Developer Roger Dannenberg
Influenced by

Nyquist is a programming language for sound synthesis and analysis based on the Lisp programming language. It is an extension of the XLISP dialect of Lisp,[1] and is named for Harry Nyquist.[2]

With Nyquist, the programmer designs musical instruments by combining functions, and can call upon these instruments and generate a sound just by typing a simple expression. The programmer can combine simple expressions into complex ones to create a whole composition, and can also generate various other kinds of musical and non-musical sounds.[citation needed]

The Nyquist interpreter can read and write sound files, MIDI files, and Adagio text-based music score files. On many platforms, it can also produce direct audio output in real time.

The Nyquist programming language can also be used to write plug-in effects for the Audacity digital audio editor.[3]

One notable difference between Nyquist and more traditional MUSIC-N languages is that Nyquist does not segregate synthesis functions (see unit generator) from "scoring" functions. For example Csound is actually two languages, one for creating "orchestras" the other for writing "scores". With Nyquist these two domains are combined.

Nyquist runs under Linux and other Unix environments, Mac OS, and Microsoft Windows.

The Nyquist programming language and interpreter were written by Roger Dannenberg at Carnegie Mellon University, with support from Yamaha Corporation and IBM.[citation needed]


  1. ^ Dannenberg, Roger B. (1997). "Machine Tongues XIX: Nyquist, a Language for Composition and Sound Synthesis". Computer Music Journal. 21 (3): 50. doi:10.2307/3681013. ISSN 0148-9267. 
  2. ^ Krapp, Peter (2011). Noise Channels: Glitch and Error in Digital Culture. University of Minnesota Press. p. xiii. ISBN 9781452933191. Retrieved 18 January 2016. 
  3. ^ "Nyquist Plug-ins Reference". Audacity Wiki. Retrieved May 2016.  Check date values in: |access-date= (help)
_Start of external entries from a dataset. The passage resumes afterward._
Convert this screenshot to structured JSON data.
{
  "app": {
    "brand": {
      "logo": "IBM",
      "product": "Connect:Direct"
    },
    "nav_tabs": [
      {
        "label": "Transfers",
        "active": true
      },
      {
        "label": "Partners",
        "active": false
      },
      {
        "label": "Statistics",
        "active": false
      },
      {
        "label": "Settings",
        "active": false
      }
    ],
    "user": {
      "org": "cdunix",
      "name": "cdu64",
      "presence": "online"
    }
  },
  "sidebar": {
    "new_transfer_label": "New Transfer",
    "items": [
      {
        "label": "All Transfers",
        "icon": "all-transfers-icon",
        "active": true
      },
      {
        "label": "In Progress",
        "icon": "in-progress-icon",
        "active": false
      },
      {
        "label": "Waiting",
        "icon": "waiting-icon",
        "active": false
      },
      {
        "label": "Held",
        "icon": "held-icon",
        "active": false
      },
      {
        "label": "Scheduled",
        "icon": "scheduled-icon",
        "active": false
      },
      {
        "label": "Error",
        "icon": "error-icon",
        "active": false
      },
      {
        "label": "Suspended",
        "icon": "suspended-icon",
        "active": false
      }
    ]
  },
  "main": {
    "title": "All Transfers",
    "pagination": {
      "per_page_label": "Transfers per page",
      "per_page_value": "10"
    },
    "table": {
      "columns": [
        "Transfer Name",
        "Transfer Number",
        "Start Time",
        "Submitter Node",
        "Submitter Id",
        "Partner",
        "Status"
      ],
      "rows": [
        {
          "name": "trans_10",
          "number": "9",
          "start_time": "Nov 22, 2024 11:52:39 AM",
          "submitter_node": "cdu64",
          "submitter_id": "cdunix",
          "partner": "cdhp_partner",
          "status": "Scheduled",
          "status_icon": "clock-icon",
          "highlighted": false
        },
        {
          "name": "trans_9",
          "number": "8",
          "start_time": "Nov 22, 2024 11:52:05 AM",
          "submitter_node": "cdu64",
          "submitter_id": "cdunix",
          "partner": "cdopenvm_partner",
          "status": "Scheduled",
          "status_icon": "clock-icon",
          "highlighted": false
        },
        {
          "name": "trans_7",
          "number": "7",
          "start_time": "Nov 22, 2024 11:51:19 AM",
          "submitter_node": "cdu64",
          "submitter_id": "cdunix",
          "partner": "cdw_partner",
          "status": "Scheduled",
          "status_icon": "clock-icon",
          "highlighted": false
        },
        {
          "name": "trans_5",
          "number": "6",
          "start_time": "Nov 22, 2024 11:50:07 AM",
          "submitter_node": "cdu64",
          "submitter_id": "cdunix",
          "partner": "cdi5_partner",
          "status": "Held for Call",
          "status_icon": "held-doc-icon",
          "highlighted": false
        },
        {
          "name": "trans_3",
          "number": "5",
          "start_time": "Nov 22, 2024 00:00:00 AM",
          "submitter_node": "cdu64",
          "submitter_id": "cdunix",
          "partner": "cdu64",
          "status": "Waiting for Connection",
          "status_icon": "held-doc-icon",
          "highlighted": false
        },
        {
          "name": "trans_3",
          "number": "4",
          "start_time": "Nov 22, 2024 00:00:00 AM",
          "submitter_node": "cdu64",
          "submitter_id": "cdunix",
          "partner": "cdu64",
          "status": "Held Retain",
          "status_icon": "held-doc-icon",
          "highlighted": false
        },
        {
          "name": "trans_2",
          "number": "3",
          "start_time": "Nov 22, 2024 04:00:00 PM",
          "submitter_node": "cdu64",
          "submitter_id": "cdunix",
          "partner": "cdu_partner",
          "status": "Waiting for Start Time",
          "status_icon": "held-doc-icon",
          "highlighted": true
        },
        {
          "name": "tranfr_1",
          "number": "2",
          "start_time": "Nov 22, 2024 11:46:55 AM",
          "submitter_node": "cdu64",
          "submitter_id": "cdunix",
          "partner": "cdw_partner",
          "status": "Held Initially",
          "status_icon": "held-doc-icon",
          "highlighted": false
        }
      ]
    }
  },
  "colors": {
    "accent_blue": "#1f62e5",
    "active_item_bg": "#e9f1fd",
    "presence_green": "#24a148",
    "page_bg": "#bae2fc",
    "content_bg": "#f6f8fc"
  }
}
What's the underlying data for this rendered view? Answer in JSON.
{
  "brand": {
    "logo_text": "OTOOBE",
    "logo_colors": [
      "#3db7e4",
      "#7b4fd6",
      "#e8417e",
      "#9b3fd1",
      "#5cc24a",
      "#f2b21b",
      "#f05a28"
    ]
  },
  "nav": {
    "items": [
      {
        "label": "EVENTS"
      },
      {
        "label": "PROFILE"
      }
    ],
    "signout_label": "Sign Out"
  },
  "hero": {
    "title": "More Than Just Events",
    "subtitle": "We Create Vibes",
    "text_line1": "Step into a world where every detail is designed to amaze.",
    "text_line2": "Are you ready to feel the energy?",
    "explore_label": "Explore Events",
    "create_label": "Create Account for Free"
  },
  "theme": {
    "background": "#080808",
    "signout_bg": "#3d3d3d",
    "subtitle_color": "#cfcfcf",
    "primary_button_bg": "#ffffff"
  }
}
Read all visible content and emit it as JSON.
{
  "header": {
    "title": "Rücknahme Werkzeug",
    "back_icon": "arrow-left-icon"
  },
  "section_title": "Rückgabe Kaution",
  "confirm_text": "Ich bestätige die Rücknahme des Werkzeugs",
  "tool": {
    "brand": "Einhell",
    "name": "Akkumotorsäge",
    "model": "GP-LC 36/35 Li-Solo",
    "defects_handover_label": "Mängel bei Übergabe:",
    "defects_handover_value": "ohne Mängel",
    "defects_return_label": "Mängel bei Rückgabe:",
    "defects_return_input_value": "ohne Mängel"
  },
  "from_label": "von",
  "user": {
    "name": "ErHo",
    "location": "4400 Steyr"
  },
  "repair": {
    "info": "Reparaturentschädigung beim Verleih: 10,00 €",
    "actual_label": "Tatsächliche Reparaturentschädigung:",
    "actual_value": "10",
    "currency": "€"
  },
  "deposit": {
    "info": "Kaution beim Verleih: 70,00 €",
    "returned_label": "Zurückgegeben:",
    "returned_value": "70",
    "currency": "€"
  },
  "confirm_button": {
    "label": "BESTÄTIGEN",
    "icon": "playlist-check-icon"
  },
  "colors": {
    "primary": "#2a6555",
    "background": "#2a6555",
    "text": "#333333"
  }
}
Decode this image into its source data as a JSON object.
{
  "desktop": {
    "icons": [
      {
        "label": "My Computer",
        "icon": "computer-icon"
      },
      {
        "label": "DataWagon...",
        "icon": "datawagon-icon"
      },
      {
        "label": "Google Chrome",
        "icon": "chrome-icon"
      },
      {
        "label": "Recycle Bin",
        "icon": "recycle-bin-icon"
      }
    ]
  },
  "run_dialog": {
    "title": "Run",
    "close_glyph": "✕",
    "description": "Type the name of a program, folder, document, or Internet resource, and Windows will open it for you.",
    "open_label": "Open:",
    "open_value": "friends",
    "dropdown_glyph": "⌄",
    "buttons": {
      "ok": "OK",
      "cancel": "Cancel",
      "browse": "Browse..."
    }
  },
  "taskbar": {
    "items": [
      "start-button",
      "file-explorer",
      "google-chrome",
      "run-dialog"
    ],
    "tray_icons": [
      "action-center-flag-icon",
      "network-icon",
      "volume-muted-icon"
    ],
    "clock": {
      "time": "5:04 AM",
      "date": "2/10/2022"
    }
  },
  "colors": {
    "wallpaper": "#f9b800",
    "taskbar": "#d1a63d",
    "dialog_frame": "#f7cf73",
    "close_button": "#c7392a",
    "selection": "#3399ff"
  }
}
External links[edit]

Timeline of Lisp dialects(edit)
1955 1960 1965 1970 1975 1980 1985 1990 1995 2000 2005 2010 2015
Lisp 1.5 Lisp 1.5
Maclisp Maclisp
Interlisp Interlisp
ZetaLisp Lisp Machine Lisp
Scheme Scheme
Common Lisp Common Lisp
Emacs Lisp Emacs Lisp
EuLisp EuLisp
Racket Racket
Arc Arc
Clojure Clojure
Hy Hy